Campus construction continues during pandemic
April 22, 2020
The Multimodal Corridor Enhancement Project is pushing forward amid COVID-19. Construction plans have been moved up, and health regulations were implemented for the safety of construction workers.
MCORE is a construction plan that is funded by the University, the U.S Department of Transportation and Champaign-Urbana Mass Transit District. The project’s main goal is to improve traffic flow and infrastructure on campus.
According to Kris Koester, public information officer for the City of Champaign public works, construction is halfway done in the intersection of Green and Wright streets. This intersection construction was not originally planned to start until after Commencement in May. However, due to its cancellation, the project team decided to move up their planning timeline and work on the project right after spring break.
Koester said under Illinois Gov. J.B. Pritzker’s executive order, construction is considered an essential function.
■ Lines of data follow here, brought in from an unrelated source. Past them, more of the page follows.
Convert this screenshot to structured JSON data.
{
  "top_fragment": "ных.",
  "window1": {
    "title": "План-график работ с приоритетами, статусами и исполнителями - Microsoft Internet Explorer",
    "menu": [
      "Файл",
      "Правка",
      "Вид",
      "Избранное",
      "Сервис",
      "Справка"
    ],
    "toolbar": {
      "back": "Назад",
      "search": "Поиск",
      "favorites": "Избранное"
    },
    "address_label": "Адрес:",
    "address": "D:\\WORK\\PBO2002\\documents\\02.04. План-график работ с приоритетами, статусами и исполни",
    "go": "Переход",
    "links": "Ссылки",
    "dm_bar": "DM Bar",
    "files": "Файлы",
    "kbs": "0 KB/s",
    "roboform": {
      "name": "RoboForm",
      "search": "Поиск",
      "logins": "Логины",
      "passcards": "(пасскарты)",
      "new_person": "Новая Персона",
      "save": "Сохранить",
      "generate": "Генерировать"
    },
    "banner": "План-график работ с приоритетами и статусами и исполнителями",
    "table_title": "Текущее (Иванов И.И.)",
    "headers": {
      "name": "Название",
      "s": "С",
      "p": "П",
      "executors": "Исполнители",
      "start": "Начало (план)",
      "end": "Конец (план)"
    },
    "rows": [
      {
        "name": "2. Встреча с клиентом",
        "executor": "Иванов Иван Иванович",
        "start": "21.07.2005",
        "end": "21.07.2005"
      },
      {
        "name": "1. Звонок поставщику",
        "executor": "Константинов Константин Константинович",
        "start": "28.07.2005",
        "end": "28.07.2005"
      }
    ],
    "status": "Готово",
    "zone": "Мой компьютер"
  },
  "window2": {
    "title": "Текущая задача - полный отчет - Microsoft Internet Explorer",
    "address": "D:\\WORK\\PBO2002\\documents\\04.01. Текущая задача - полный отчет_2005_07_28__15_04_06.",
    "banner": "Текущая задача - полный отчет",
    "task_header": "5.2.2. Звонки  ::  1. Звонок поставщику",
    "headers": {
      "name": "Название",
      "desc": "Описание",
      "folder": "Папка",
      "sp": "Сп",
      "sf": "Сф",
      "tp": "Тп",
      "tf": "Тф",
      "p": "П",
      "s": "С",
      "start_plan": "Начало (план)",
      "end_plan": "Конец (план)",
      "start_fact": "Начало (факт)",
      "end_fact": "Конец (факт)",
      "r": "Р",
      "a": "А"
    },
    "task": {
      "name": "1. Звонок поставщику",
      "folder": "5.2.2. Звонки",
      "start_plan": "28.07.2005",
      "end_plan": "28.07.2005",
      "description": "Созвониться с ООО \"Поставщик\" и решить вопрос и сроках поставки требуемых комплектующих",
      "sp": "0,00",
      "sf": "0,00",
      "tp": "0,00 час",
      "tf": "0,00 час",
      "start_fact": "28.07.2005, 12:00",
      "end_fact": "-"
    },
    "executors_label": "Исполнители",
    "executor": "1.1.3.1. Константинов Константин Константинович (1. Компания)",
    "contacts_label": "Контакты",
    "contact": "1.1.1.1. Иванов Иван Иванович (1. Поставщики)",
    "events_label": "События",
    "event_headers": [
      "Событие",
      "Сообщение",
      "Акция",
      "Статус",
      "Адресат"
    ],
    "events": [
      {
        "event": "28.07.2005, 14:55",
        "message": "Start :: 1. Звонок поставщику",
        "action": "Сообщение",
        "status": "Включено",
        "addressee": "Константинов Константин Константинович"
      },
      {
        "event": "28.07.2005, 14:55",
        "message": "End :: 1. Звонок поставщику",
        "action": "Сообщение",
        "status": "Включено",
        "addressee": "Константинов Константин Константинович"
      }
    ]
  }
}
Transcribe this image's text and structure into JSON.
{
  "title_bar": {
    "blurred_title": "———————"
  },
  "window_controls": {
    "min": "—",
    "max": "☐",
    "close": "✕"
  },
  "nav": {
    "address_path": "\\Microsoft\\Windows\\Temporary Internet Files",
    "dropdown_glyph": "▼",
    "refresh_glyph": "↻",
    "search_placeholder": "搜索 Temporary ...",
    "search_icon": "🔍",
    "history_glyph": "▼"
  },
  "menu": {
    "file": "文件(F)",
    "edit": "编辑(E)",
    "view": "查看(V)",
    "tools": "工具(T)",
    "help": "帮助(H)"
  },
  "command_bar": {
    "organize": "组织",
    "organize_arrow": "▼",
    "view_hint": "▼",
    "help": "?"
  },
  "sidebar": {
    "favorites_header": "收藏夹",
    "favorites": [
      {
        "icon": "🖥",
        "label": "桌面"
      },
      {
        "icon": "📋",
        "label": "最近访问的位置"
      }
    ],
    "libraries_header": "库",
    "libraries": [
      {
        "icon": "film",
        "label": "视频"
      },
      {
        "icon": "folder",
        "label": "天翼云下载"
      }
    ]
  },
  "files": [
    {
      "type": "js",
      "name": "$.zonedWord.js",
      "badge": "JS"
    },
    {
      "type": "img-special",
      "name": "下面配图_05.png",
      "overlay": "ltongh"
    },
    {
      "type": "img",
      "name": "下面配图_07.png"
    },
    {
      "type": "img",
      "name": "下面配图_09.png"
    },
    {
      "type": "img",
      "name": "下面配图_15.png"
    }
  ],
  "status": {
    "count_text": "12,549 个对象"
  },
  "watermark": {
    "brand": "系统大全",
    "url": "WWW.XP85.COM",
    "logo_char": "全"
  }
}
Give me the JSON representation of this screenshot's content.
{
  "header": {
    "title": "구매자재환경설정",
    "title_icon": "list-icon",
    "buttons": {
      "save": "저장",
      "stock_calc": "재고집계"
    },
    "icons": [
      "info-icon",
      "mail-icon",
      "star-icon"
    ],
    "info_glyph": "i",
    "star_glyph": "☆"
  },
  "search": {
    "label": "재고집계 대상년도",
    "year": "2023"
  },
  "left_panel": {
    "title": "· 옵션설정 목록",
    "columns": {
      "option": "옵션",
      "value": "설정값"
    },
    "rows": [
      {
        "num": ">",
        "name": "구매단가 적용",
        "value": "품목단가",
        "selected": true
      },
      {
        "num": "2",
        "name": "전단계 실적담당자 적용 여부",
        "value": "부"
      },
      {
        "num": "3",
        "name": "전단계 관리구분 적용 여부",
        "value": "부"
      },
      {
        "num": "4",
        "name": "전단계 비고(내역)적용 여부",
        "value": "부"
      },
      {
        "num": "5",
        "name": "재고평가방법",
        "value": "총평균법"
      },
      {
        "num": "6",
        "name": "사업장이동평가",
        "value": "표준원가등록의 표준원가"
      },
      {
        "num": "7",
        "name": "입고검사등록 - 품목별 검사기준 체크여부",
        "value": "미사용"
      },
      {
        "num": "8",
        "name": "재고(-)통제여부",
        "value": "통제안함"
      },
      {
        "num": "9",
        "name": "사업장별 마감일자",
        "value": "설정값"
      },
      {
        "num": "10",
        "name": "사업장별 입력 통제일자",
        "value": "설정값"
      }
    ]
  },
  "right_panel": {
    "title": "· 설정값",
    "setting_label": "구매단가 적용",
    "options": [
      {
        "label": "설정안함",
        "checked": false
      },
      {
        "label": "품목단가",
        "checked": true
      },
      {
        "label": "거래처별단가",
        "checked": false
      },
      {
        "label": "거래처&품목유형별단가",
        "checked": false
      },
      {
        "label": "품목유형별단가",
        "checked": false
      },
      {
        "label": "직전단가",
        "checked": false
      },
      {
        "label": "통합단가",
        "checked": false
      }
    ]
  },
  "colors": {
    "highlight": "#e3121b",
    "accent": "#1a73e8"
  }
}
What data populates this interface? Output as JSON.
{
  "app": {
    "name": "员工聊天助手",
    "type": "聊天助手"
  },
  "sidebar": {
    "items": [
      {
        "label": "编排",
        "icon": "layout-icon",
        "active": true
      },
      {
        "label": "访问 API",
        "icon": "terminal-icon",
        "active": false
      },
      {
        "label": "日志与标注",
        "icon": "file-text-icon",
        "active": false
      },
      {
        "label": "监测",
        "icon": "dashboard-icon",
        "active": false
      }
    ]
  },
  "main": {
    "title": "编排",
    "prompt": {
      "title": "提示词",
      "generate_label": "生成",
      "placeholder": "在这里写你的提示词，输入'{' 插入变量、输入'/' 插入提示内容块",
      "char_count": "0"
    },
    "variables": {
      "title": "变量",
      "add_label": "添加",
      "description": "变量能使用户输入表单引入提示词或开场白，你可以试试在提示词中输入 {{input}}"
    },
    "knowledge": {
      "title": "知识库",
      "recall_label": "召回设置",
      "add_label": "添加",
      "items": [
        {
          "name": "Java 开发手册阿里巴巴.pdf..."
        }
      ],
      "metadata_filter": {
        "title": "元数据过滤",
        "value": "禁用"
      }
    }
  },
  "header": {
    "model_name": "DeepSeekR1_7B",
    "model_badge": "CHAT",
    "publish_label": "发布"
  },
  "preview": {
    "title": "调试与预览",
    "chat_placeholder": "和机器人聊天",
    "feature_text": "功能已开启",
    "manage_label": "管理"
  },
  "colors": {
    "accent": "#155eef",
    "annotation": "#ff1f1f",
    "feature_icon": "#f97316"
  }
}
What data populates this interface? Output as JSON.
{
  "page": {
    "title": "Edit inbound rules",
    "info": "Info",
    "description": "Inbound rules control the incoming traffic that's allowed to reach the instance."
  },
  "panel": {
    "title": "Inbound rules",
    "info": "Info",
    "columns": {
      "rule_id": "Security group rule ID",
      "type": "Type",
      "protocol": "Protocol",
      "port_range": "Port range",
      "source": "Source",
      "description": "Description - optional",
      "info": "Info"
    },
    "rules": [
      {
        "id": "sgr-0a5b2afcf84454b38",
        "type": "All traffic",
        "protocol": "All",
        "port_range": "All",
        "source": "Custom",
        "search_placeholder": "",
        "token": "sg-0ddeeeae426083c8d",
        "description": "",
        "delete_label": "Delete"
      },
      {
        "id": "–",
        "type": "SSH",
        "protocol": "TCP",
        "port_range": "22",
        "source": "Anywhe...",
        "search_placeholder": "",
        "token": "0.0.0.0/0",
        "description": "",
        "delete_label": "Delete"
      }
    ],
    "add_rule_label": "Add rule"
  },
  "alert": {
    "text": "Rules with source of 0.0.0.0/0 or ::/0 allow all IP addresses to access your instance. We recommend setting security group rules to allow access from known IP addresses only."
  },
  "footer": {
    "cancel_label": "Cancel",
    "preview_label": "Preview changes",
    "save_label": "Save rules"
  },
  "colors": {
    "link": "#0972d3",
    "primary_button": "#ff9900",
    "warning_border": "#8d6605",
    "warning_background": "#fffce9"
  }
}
He said they are moving forward with phase B of project four of the construction, working on Wright Street, Springfield Avenue and Green Street.
“Work is continuing as originally planned before we started last summer. During this time, in addition, we are asking for construction crews to apply social distancing requirements and job site safety requirements,” Koester said.
Safety guidelines that are implemented for the construction environment consist of maintaining social separation from workers when possible and requiring workers to use personal protective equipment.
“Since we were allowed to move forward, some of the measures that are placed is general contractors are accessing health of workers upon arrival and during work by asking questions about how they are feeling, making sure they’re not coughing, don’t have a temperature … providing additional hand washing stations,” Koester said.
Syntyche Kanku, senior in ACES, said although construction does not affect her due to not going outside, she is concerned about the workers’ health.
“I can understand why construction workers are essential workers, but for that project, I don’t think it is a necessity. I personally don’t think that construction workers working on that project need to be working,” Kanku said. “I personally think they should be at home with their families where they are more safe.”
Kevin Soto, graduate student in social work, said he is also concerned about the workers’ health. He hopes they receive sufficient care or have regulations for a safe working environment. However, due to how long the MCORE project has been on campus, he said he hopes this will speed up the process.
“It’s great that they are trying to get this construction going, which means that people are donating money or trying to improve campus, but just because it has been going along for so long, it is kind of a staple of what campus is right now,” Soto said. “It makes it a little less pretty. It doesn’t deface it by any means, but I mean, if they can get more work in and be properly protective then now is a great time.”
Koester said it is unclear whether the lack of students on campus will affect the overall pace of construction.
“I would say it is probably too early to tell. I think there will always be more flexibility and time to finish and perhaps get more of the project completed before the fall semester begins, with hopes that students return for regular fall semester,” Koester said.